Our first stop was Dawmat Al-Jandal Lake. That’s right – a lake in the middle of the desert! It’s not much of an oasis though, as the lake is rather salty and apparently man-made. There were no boats, it was just a body of water surrounded by rocky dunes, and although there were no birds in sight, along the shore were hundreds of tiny bird footprints dotted on the sand. We went down to have a wade and, stepping into the cool water, I almost lost one of my sandals as my foot sank into the sand at the bottom of the lake.

It was a funny sight to see the female teachers, dressed in their black abayas flapping in the wind, giggling while struggling to climb down the hill to reach the lake. One of the male teachers, a fellow from South Africa, stretched out his arm to help one of them. She happened to be one of the more conservative Muslim teachers, however, and although she was dangerously close to slipping, refused his help, being unwilling to touch the hand of a man! Fortunately she managed to reach the shore without tumbling head first into the water!
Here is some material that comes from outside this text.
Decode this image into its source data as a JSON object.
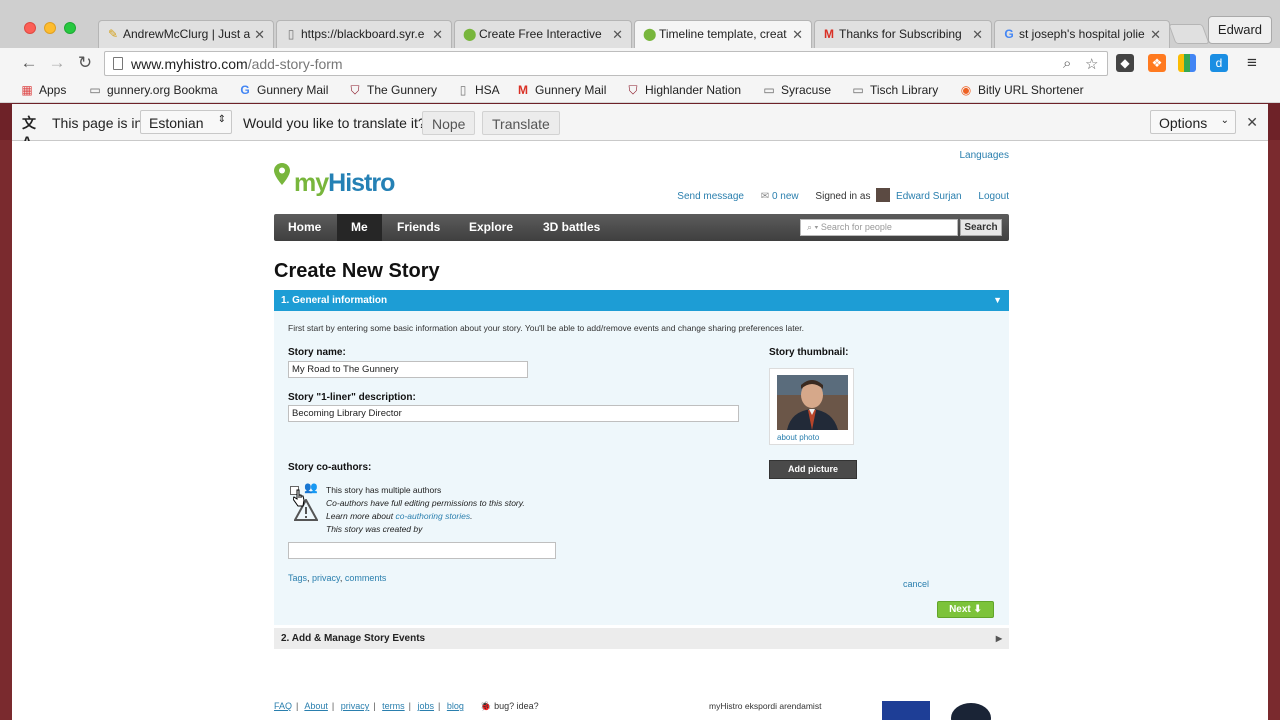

After taking plenty of photos we got back on the bus and headed for our next stop; Marid Castle, an ancient sandstone structure preserved in the dry heat of the desert since the third century AD (long before the dawn of Islam in the seventh century). Rather primitive in form (I don’t claim to be an archeologist!), it basically looked like a huge sandcastle made from a giant bucket and spade!

It reminded me of a family holiday in Washington State a few summers back, when we went to the beach on the Pacific Ocean and made a huge sandcastle over a period of days!

After climbing up to the top of the castle, we admired the view all around. Next to the castle we could see the “Umar Ibn Kattab Mosque” amongst a complex of ancient walls and the remains of buildings.

Since most of the time we are either at the university or in the compound, it made a nice change to get out and about and see some of the local sites. I look forward to the next trip!

Be sure to check out my other pictures from the trip… just click here!

Dawmat Al-Jandal (Photos)